April 5th -- May 7th, 2011
Reception: April 9th, 2011 5-7PM
John Humble was raised in a military family and grew up traveling the world. Perhaps his ability to see odd and quirky juxtapositions in the most mundane of public tableaux can be attributable to the freshness of eye that one experiences as a “visitor.” Humble, however, has now lived in L.A. for over 30 years and his color photographs continue to uncover aesthetics of chaos and clutter, and a melting pot of architecture. He quotes the Grateful Dead, “once in a while you get shown the light, in the strangest of places, if you look at it right.”
Humble is recognized as a keen observer of Los Angeles and was one of eight photographers awarded a grant from the National Endowment for the Arts to chronicle the city on its bicentennial. In 2007, the Getty mounted a major mid-career retrospective of his photographs entitled: A Place in the Sun: Photographs of Los Angeles by John Humble, accompanied by a significant catalogue.

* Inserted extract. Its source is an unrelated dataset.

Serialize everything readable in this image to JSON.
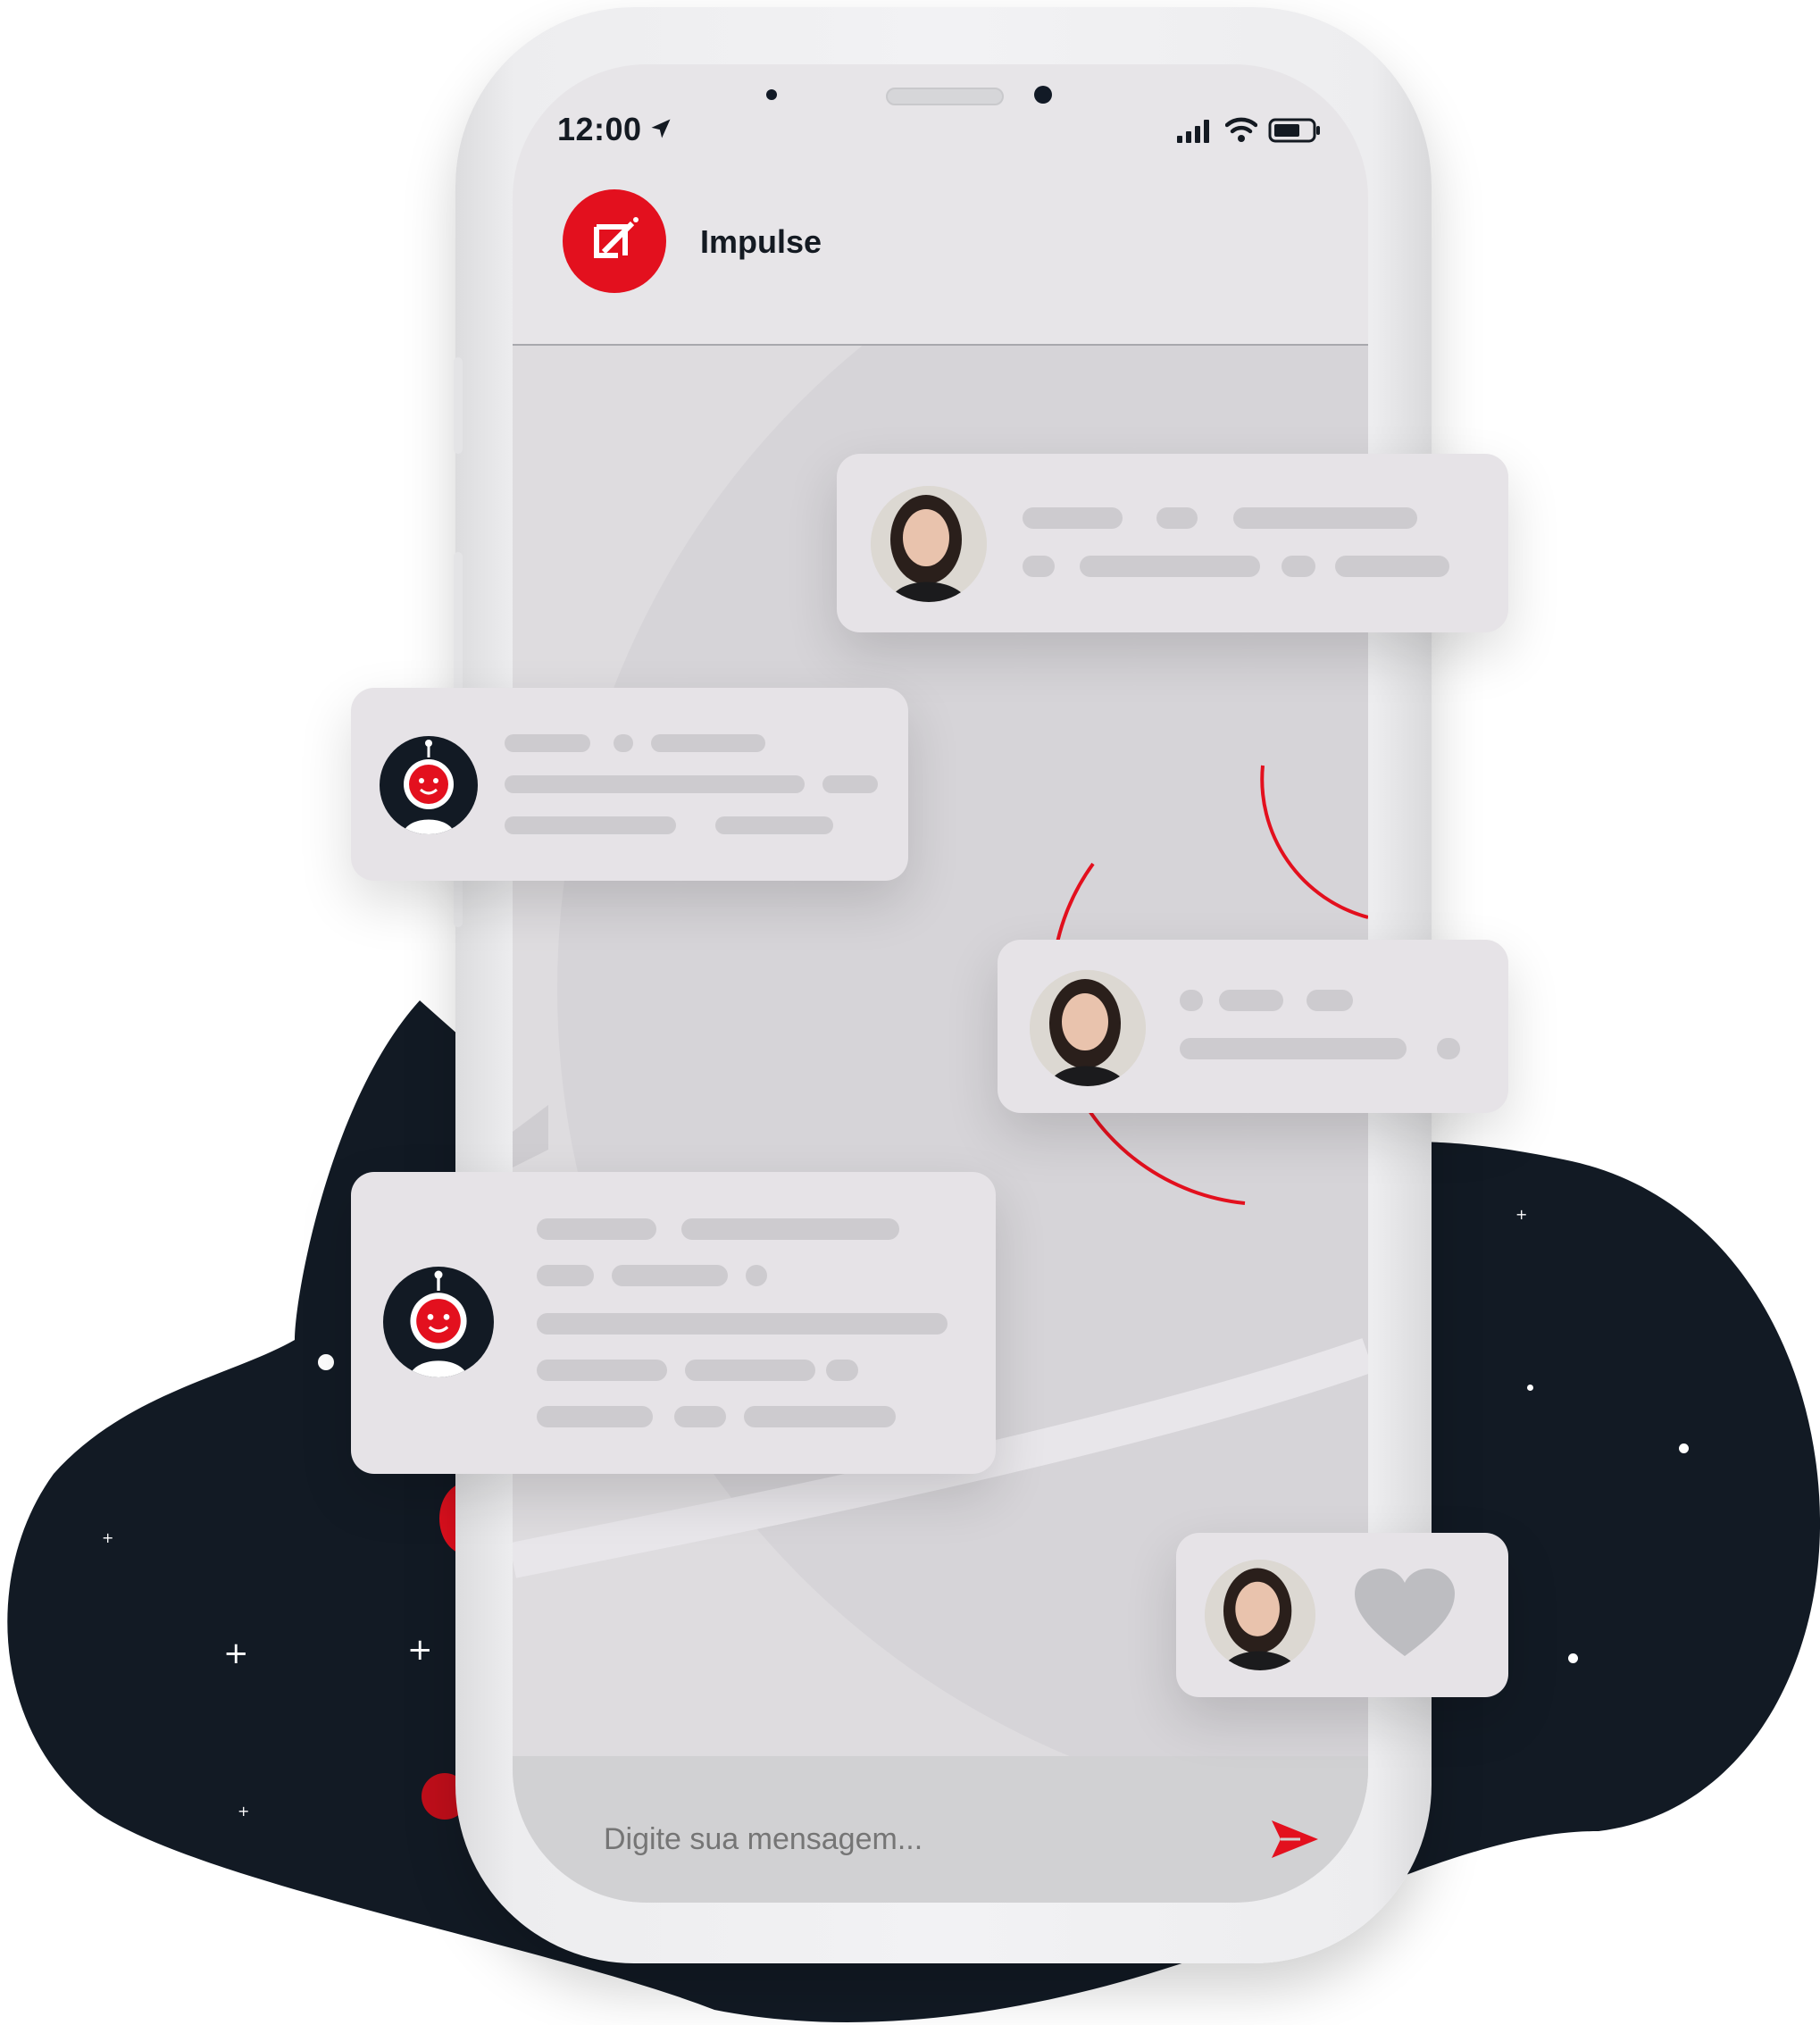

In this, his first exhibition with Craig Krull Gallery, Humble decided to broaden his scope and “drive around the United States and photograph the American Landscape.” Previously, his work was created with a large view camera, but advancements in digital photography enabled him to make his new photos with a hand-held camera, allowing more freedom and mobility. Humble made a series of extensive trips, staying primarily on smaller country roads. It is, of course, significant that his explorations were made in a car, and that his discoveries have become part of a great tradition in American photographic road trips. Like his observations in Los Angeles, these American pictures are about insights in juxtaposition; aged and vacant storefronts sit beside gaudy drive-thrus, hand-painted religious billboards stand in empty fields, as do newly constructed, box-like churches that look more like concrete-slab industrial parks.As a counterpoint to Humble’s photographs of Middle America, he will concurrently present a series of photographs of Venice Beach. As the artist describes it, “there is no place in the world like the tawdry three-ring circus of Venice…electric guitar players on rollerblades, marijuana doctors, tarot readers, muscle builders, tattoo shops, drug addicts, entertainers, and people speaking every language under the sun.”